Hunting for value in the FTSE 100 isn't easy at the moment. Although some good quality companies trade on modest valuations, they're often cyclical business such as housebuilders, which are currently reporting record earnings.
Today I'm going to look at two heavyweight dividend stocks which I believe offer genuine value for long-term investors.
A buying opportunity
Shares of the world's largest advertising group, WPP (LSE: WPP), fell by 10% this morning after the company reported a slowdown in like-for-like sales and a weaker outlook for client spending.
The group's reported revenue rose by 13% to £7.4bn during the first half. However, this figure was flattered by acquisitions and currency effects. If we ignore exchange rate changes, then revenue only rose by 1.9%. And if we strip out acquisitions, like-for-like (LFL) revenue actually fell by 0.3%.
It's a similar story for headline pre-tax profit, which rose by 15% to £793m, but was only 1.8% higher on a constant currency basis.
These figures might have been fine, except that WPP also revealed that LFL revenue fell by 4.1% in July. The company said that revenue was lower than last year in all regions, except the UK, Latin American and Central & Eastern Europe. That means sales are falling in the company's biggest market, North America.
WPP stock has now fallen by 22% so far this year. Today's results won't help. The company's full-year guidance is now for LFL revenue growth of just zero to 1%. Given this, why would I consider buying what appears to be a falling knife?
There are two reasons. The first is that this is a market-leading business with a long-term outlook. WPP's continual small acquisitions have enabled the group to progressively ramp up its exposure to digital marketing, which now accounts for 41% of revenue.

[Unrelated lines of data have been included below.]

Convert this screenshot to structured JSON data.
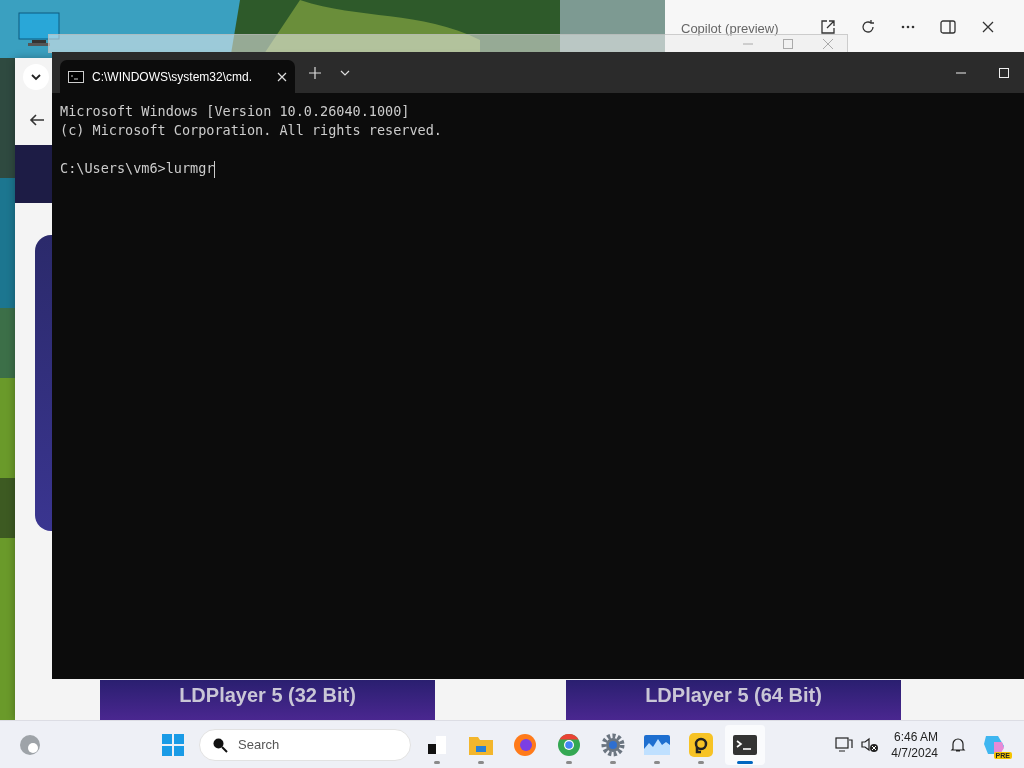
{
  "copilot": {
    "title": "Copilot (preview)"
  },
  "terminal": {
    "tabs": [
      {
        "title": "C:\\WINDOWS\\system32\\cmd.",
        "selected": true
      }
    ],
    "output": [
      "Microsoft Windows [Version 10.0.26040.1000]",
      "(c) Microsoft Corporation. All rights reserved."
    ],
    "prompt": "C:\\Users\\vm6>",
    "input": "lurmgr"
  },
  "banners": [
    {
      "title": "LDPlayer 5 (32 Bit)"
    },
    {
      "title": "LDPlayer 5 (64 Bit)"
    }
  ],
  "taskbar": {
    "search": {
      "placeholder": "Search"
    },
    "apps": [
      {
        "kind": "files",
        "running": true,
        "selected": false
      },
      {
        "kind": "folder",
        "running": true,
        "selected": false
      },
      {
        "kind": "firefox",
        "running": false,
        "selected": false
      },
      {
        "kind": "chrome",
        "running": true,
        "selected": false
      },
      {
        "kind": "settings",
        "running": true,
        "selected": false
      },
      {
        "kind": "monitor",
        "running": true,
        "selected": false
      },
      {
        "kind": "player",
        "running": true,
        "selected": false
      },
      {
        "kind": "terminal",
        "running": true,
        "selected": true
      }
    ],
    "time": "6:46 AM",
    "date": "4/7/2024",
    "badge": "PRE"
  }
}
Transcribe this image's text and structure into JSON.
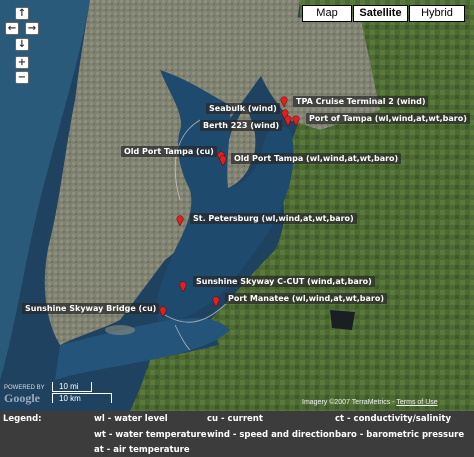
{
  "map_type_buttons": [
    "Map",
    "Satellite",
    "Hybrid"
  ],
  "active_map_type": "Satellite",
  "nav_controls": {
    "up": "↑",
    "left": "←",
    "right": "→",
    "down": "↓",
    "zoom_in": "+",
    "zoom_out": "−"
  },
  "stations": [
    {
      "label": "TPA Cruise Terminal 2 (wind)"
    },
    {
      "label": "Seabulk (wind)"
    },
    {
      "label": "Port of Tampa (wl,wind,at,wt,baro)"
    },
    {
      "label": "Berth 223 (wind)"
    },
    {
      "label": "Old Port Tampa (cu)"
    },
    {
      "label": "Old Port Tampa (wl,wind,at,wt,baro)"
    },
    {
      "label": "St. Petersburg (wl,wind,at,wt,baro)"
    },
    {
      "label": "Sunshine Skyway C-CUT (wind,at,baro)"
    },
    {
      "label": "Port Manatee (wl,wind,at,wt,baro)"
    },
    {
      "label": "Sunshine Skyway Bridge (cu)"
    }
  ],
  "scale": {
    "miles": "10 mi",
    "km": "10 km"
  },
  "powered_by": "POWERED BY",
  "google_logo": "Google",
  "copyright": "Imagery ©2007 TerraMetrics",
  "terms": "Terms of Use",
  "legend": {
    "title": "Legend:",
    "items": [
      "wl - water level",
      "cu - current",
      "ct - conductivity/salinity",
      "wt - water temperature",
      "wind - speed and direction",
      "baro - barometric pressure",
      "at - air temperature"
    ]
  },
  "colors": {
    "water": "#233c5c",
    "land": "#4f6a3c",
    "pin": "#e02020",
    "legend_bg": "#3c3c3c"
  }
}
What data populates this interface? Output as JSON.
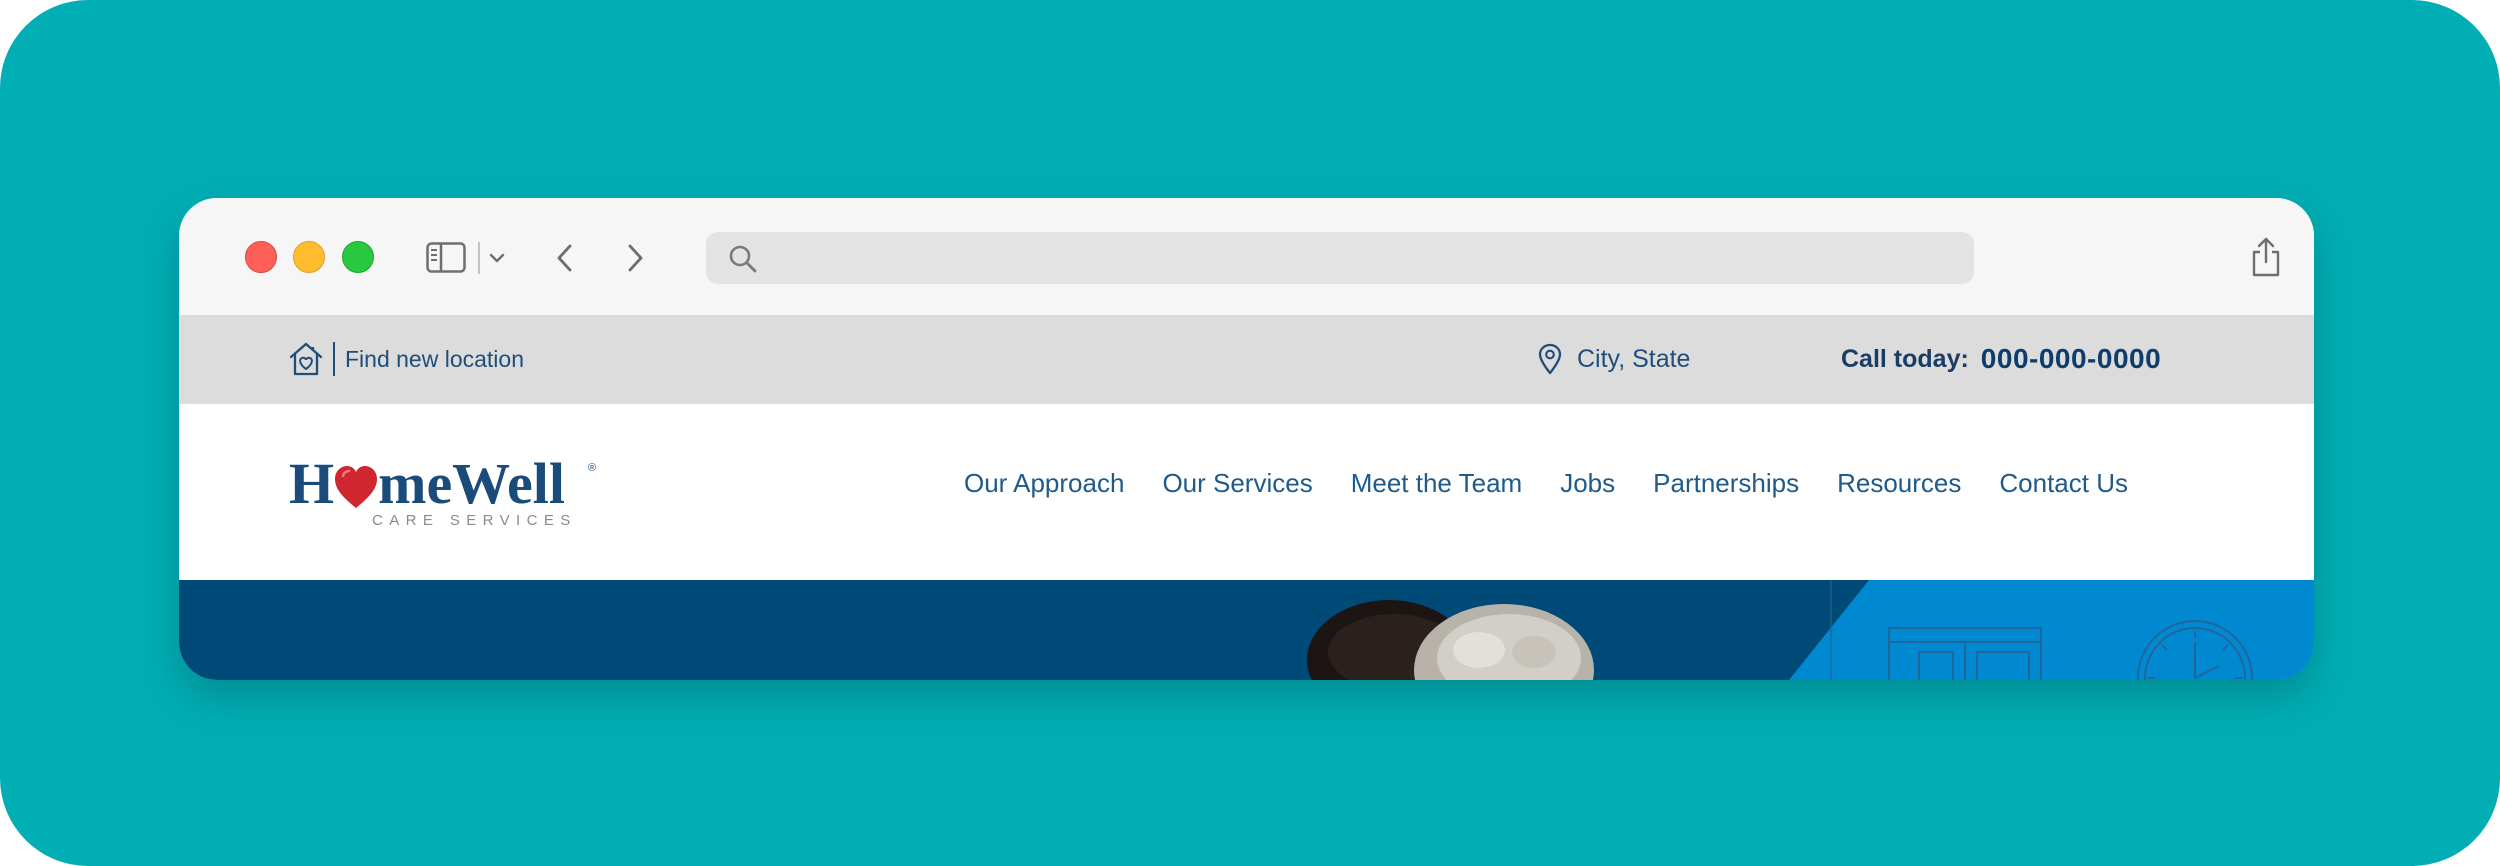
{
  "browser": {
    "address_placeholder": ""
  },
  "topbar": {
    "find_location_label": "Find new location",
    "city_state": "City, State",
    "call_label": "Call today:",
    "phone": "000-000-0000"
  },
  "logo": {
    "name_part1": "H",
    "name_part2": "meWell",
    "registered": "®",
    "tagline": "CARE SERVICES"
  },
  "nav": {
    "items": [
      {
        "label": "Our Approach"
      },
      {
        "label": "Our Services"
      },
      {
        "label": "Meet the Team"
      },
      {
        "label": "Jobs"
      },
      {
        "label": "Partnerships"
      },
      {
        "label": "Resources"
      },
      {
        "label": "Contact Us"
      }
    ]
  },
  "colors": {
    "backdrop": "#00aeb4",
    "brand_navy": "#1a4b7a",
    "hero_navy": "#004a78",
    "hero_blue": "#0088d1",
    "heart_red": "#d0262f",
    "topbar_gray": "#dcdcdc"
  },
  "icons": {
    "find_location": "house-heart-icon",
    "city": "map-pin-icon",
    "sidebar": "sidebar-toggle-icon",
    "back": "chevron-left-icon",
    "forward": "chevron-right-icon",
    "search": "search-icon",
    "share": "share-icon",
    "new_tab": "plus-icon",
    "tabs": "tab-overview-icon"
  }
}
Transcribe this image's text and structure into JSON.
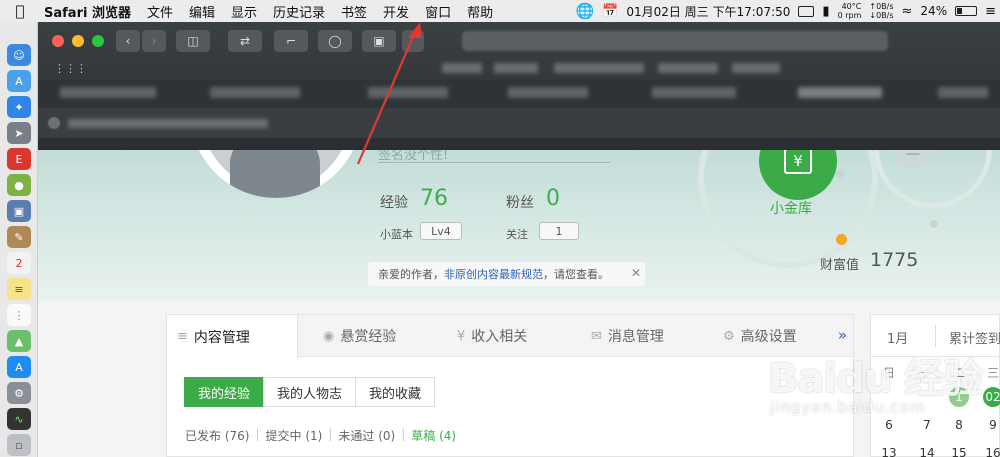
{
  "menubar": {
    "apple_icon": "apple-icon",
    "items": [
      "Safari 浏览器",
      "文件",
      "编辑",
      "显示",
      "历史记录",
      "书签",
      "开发",
      "窗口",
      "帮助"
    ],
    "clock": "01月02日 周三 下午17:07:50",
    "temp_line1": "40°C",
    "temp_line2": "0 rpm",
    "net_up": "0B/s",
    "net_down": "0B/s",
    "battery": "24%"
  },
  "profile": {
    "signature": "签名没个性!",
    "exp_label": "经验",
    "exp_value": "76",
    "fans_label": "粉丝",
    "fans_value": "0",
    "level_label": "小蓝本",
    "level_value": "Lv4",
    "follow_label": "关注",
    "follow_value": "1",
    "notice_prefix": "亲爱的作者，",
    "notice_link": "非原创内容最新规范",
    "notice_suffix": "，请您查看。",
    "notice_close": "✕",
    "vault_label": "小金库",
    "wealth_label": "财富值",
    "wealth_value": "1775"
  },
  "panel": {
    "tabs": [
      {
        "icon": "list-icon",
        "label": "内容管理"
      },
      {
        "icon": "reward-icon",
        "label": "悬赏经验"
      },
      {
        "icon": "yen-icon",
        "label": "收入相关"
      },
      {
        "icon": "mail-icon",
        "label": "消息管理"
      },
      {
        "icon": "gear-icon",
        "label": "高级设置"
      }
    ],
    "more": "»",
    "subtabs": [
      "我的经验",
      "我的人物志",
      "我的收藏"
    ],
    "filters": [
      "已发布 (76)",
      "提交中 (1)",
      "未通过 (0)",
      "草稿 (4)"
    ]
  },
  "calendar": {
    "month": "1月",
    "accum_label": "累计签到",
    "weekdays": [
      "日",
      "一",
      "二",
      "三"
    ],
    "rows": [
      [
        "",
        "",
        "1",
        "02"
      ],
      [
        "6",
        "7",
        "8",
        "9"
      ],
      [
        "13",
        "14",
        "15",
        "16"
      ]
    ]
  },
  "watermark": {
    "brand": "Baidu 经验",
    "url": "jingyan.baidu.com"
  },
  "colors": {
    "accent": "#3aab47",
    "link": "#2d64b3",
    "arrow": "#e03a2f"
  }
}
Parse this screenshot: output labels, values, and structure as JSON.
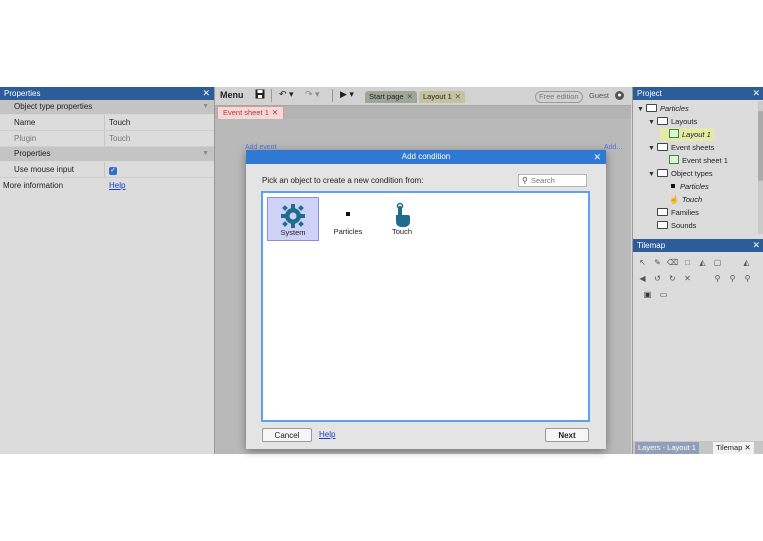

The second reason is that although the shares could have further to fall, I think a fair amount of bad news is already in the price. After today's fall, the stock trades on a forecast P/E of about 11, with a prospective yield of 4.5%. I reckon that could be a good entry point for a long-term holding.
A super income play
Legal & General Group (LSE: LGEN) has increased its profits by an average of 11.5% per year since 2011. And that's not just an optimistic 'adjusted' figure. It's real profit. The company has defied gloomy predictions that changes to the pension system would hammer its profits.
Instead, Legal & General has used its size to become a market leader in the new business of de-risking corporate pensions by taking over their liabilities. The group is also growing its investment management arm and its capital businesses, which invests in property and infrastructure.
The group's overall return on equity rose from 17.7% to 19.6% in 2016, and cash generation has been consistently good. Shareholders have been rewarded with dividend growth averaging 17% per year since 2011.
Legal & General shares currently traded on a forecast P/E of 11 with a forecast yield of 5.8%. Although profits could be hit by a UK recession or property crash, I'd expect this to be a short-term disruption rather than a long-term problem. In my view, these shares remain a solid income buy.
Roland Head has no position in any of the shares mentioned. The Motley Fool UK has no position in any of the shares mentioned. Views expressed on the companies mentioned in this article are those of the writer and therefore may differ from the official recommendations we make in our subscription services such as Share Advisor, Hidden Winners and Pro. Here at The Motley Fool we believe that considering a diverse range of insights makes